→ **Recorded data**
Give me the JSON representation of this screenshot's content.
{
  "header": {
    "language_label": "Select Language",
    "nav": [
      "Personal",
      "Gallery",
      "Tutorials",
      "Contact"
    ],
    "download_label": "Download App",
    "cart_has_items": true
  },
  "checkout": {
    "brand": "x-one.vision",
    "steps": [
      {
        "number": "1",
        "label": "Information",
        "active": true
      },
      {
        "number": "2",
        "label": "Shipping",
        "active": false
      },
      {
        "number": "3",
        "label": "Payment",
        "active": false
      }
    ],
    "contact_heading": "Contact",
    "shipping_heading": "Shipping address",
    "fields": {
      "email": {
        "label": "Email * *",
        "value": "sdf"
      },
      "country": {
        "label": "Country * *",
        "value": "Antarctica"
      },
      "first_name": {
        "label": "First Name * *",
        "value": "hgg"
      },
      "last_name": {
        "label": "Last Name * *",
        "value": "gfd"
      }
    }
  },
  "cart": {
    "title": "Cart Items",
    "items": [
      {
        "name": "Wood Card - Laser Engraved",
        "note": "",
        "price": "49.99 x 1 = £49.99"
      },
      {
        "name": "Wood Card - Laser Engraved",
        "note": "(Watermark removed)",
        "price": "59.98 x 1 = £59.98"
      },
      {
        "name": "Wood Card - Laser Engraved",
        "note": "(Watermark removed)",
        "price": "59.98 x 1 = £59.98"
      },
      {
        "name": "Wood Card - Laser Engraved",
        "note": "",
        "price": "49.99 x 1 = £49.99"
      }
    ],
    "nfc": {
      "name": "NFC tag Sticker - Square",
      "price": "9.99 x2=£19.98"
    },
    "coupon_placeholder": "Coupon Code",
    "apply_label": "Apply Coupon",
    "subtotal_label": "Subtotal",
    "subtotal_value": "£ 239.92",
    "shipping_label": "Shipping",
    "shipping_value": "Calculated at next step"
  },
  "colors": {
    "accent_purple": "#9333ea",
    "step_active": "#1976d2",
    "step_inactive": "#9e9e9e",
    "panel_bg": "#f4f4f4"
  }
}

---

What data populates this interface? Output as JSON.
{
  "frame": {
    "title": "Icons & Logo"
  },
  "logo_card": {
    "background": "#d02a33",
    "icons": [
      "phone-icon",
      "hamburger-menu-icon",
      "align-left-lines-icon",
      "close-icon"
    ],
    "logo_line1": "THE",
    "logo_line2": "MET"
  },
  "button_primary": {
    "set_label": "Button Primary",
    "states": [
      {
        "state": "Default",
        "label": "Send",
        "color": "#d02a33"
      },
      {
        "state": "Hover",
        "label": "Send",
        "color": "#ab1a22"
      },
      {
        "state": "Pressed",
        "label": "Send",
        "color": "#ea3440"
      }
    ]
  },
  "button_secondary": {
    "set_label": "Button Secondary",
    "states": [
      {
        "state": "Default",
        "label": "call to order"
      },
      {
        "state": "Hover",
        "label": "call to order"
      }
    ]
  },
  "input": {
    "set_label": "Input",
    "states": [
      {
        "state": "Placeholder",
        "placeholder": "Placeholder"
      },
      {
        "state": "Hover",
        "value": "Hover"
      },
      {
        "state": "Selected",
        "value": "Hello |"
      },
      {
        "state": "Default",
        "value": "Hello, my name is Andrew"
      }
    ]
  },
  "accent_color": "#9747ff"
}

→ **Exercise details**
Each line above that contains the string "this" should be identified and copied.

→ **Response**
Give me the JSON representation of this screenshot's content.
What data populates this interface? Output as JSON.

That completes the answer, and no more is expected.